My Stranger Things cafe experience
While the cafe was smaller than I expected, it was extremely well-done and so enjoyable I went twice. The first time I went by myself, the second time with a friend. Both times I went on a weekday because it was so much easier to get bookings then.
When I arrived, I lined up outside the cafe, where a staff member checked my booking. I was allowed into the cafe from the hour I booked, on the dot. From there I placed my order at the counter and took a seat wherever I liked. First come, first served.
One thing I quickly noticed was that the vast majority of customers were female. Not only students, but also older working age women. I think there was even a mother who accompanied her daughter there. The men that were there all came with women, even the foreigners. I saw no solo guys or guy groups. The second time I went, the entire timeslot comprised of only women.
People were generally calm and not rabid fanboys/fangirls. Although I’m not sure what the customer base is like on weekends and nights, so YMMV. We had no problems getting photos without other people in our shots.
As with the entry time, the staff are punctual with the end time. They will kick you out after an hour as there are people lining up outside for the next time slot. So it may be a good idea to do your photo-taking early, as most people crowd to the couch for shots at the last minute.
All in all, I rate the Stranger Things pop-up cafe 9/10. I wouldn’t mind going again if I get the chance.
How to make a booking
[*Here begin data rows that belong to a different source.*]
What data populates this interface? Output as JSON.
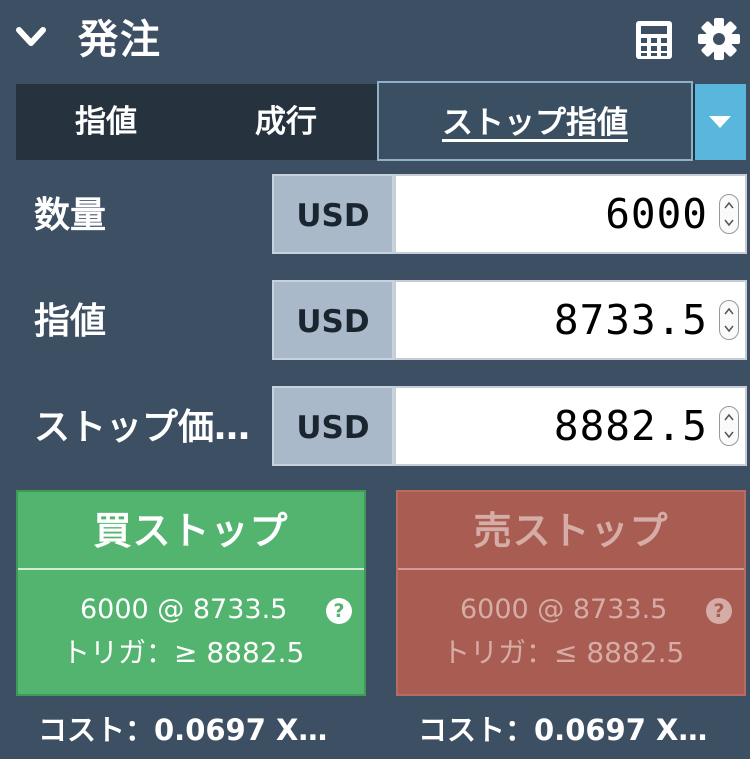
{
  "header": {
    "title": "発注",
    "icons": [
      "chevron-down-icon",
      "calculator-icon",
      "gear-icon"
    ]
  },
  "tabs": [
    {
      "label": "指値",
      "active": false
    },
    {
      "label": "成行",
      "active": false
    },
    {
      "label": "ストップ指値",
      "active": true
    }
  ],
  "fields": {
    "quantity": {
      "label": "数量",
      "unit": "USD",
      "value": "6000"
    },
    "limit": {
      "label": "指値",
      "unit": "USD",
      "value": "8733.5"
    },
    "stop": {
      "label": "ストップ価…",
      "unit": "USD",
      "value": "8882.5"
    }
  },
  "buy": {
    "title": "買ストップ",
    "line1": "6000 @ 8733.5",
    "line2": "トリガ：≥ 8882.5",
    "cost": "コスト：0.0697 X…"
  },
  "sell": {
    "title": "売ストップ",
    "line1": "6000 @ 8733.5",
    "line2": "トリガ：≤ 8882.5",
    "cost": "コスト：0.0697 X…"
  },
  "help_glyph": "?",
  "colors": {
    "background": "#3d4f63",
    "buy": "#52b46e",
    "sell": "#a85c52",
    "dropdown_accent": "#59b7de"
  }
}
You can make bookings for the Stranger Things cafe only on the official website, up to 7 days in advance. Bookings are essential, as there is a set number of people for each hourly timeslot and they fill up fast. You can have up to three people per booking.
During the summer holidays, I could not get a booking at all, with the website crashing every midnight when the new slots opened. I even wrote a script in an effort to get a booking, but to no avail. Thankfully, due to popular demand the cafe was extended till end of December, and it became much easier to get bookings after the kiddies went back to school. You should have little problems making a booking on weekdays now.
Getting to the Stranger Things cafe
The Stranger Things cafe reinvents the Pronto branch in the Shibuya Fukuras building into the Upside Down. It is walking distance from Shibuya Station on the JR and other lines.
Address: 東京都渋谷区道玄坂1-2-3 渋谷フクラス1階
Shibuya Fukura 1F, Dogenzaka 1-2-3, Shibuya-ku, Tokyo
Stranger Pronto is open every day from 10am to 10pm until the end of the year. After that, the cafe will still be open, but presumably just as a normal Pronto branch.
If you’re looking for more interesting theme cafes, particularly in Tokyo, check out the full list of my reviews.